ACTIVITY - What is needed here is a verbatim copy of the records that follow.

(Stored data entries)
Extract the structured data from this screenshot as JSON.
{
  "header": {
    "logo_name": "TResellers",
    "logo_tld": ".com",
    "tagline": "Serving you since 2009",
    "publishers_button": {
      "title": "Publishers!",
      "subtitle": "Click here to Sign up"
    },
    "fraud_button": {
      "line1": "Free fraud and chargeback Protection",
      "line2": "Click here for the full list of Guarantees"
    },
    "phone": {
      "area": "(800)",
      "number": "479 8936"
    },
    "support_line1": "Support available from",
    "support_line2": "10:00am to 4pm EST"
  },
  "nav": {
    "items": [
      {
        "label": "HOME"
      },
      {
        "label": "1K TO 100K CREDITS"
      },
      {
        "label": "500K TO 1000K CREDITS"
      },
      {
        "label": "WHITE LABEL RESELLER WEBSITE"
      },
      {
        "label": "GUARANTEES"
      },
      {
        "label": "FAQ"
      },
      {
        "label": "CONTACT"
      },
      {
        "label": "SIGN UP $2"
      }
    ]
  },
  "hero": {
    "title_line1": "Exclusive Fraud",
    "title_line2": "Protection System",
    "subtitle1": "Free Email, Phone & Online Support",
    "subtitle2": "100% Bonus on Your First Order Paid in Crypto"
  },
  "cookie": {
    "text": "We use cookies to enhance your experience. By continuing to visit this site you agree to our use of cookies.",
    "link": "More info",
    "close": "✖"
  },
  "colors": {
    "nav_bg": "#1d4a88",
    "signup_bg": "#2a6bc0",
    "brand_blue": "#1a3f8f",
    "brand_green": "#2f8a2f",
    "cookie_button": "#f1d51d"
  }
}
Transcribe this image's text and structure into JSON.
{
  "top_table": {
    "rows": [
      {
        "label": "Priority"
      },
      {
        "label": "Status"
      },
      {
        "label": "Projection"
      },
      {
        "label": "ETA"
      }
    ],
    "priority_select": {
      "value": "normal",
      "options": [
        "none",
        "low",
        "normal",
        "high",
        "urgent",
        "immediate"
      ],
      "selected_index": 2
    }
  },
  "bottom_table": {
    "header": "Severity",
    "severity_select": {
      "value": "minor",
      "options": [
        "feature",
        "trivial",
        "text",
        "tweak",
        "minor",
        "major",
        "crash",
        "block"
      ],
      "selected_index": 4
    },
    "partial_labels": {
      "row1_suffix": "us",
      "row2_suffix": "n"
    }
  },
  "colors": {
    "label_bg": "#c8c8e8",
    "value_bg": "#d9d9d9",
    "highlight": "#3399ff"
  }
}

RESULT FOR THIS EXERCISE -
Extract the structured data from this screenshot as JSON.
{
  "header": {
    "logo_name": "TResellers",
    "logo_tld": ".com",
    "tagline": "Serving you since 2009",
    "publishers_button": {
      "title": "Publishers!",
      "subtitle": "Click here to Sign up"
    },
    "fraud_button": {
      "line1": "Free fraud and chargeback Protection",
      "line2": "Click here for the full list of Guarantees"
    },
    "phone": {
      "area": "(800)",
      "number": "479 8936"
    },
    "support_line1": "Support available from",
    "support_line2": "10:00am to 4pm EST"
  },
  "nav": {
    "items": [
      {
        "label": "HOME"
      },
      {
        "label": "1K TO 100K CREDITS"
      },
      {
        "label": "500K TO 1000K CREDITS"
      },
      {
        "label": "WHITE LABEL RESELLER WEBSITE"
      },
      {
        "label": "GUARANTEES"
      },
      {
        "label": "FAQ"
      },
      {
        "label": "CONTACT"
      },
      {
        "label": "SIGN UP $2"
      }
    ]
  },
  "hero": {
    "title_line1": "Exclusive Fraud",
    "title_line2": "Protection System",
    "subtitle1": "Free Email, Phone & Online Support",
    "subtitle2": "100% Bonus on Your First Order Paid in Crypto"
  },
  "cookie": {
    "text": "We use cookies to enhance your experience. By continuing to visit this site you agree to our use of cookies.",
    "link": "More info",
    "close": "✖"
  },
  "colors": {
    "nav_bg": "#1d4a88",
    "signup_bg": "#2a6bc0",
    "brand_blue": "#1a3f8f",
    "brand_green": "#2f8a2f",
    "cookie_button": "#f1d51d"
  }
}
Transcribe this image's text and structure into JSON.
{
  "top_table": {
    "rows": [
      {
        "label": "Priority"
      },
      {
        "label": "Status"
      },
      {
        "label": "Projection"
      },
      {
        "label": "ETA"
      }
    ],
    "priority_select": {
      "value": "normal",
      "options": [
        "none",
        "low",
        "normal",
        "high",
        "urgent",
        "immediate"
      ],
      "selected_index": 2
    }
  },
  "bottom_table": {
    "header": "Severity",
    "severity_select": {
      "value": "minor",
      "options": [
        "feature",
        "trivial",
        "text",
        "tweak",
        "minor",
        "major",
        "crash",
        "block"
      ],
      "selected_index": 4
    },
    "partial_labels": {
      "row1_suffix": "us",
      "row2_suffix": "n"
    }
  },
  "colors": {
    "label_bg": "#c8c8e8",
    "value_bg": "#d9d9d9",
    "highlight": "#3399ff"
  }
}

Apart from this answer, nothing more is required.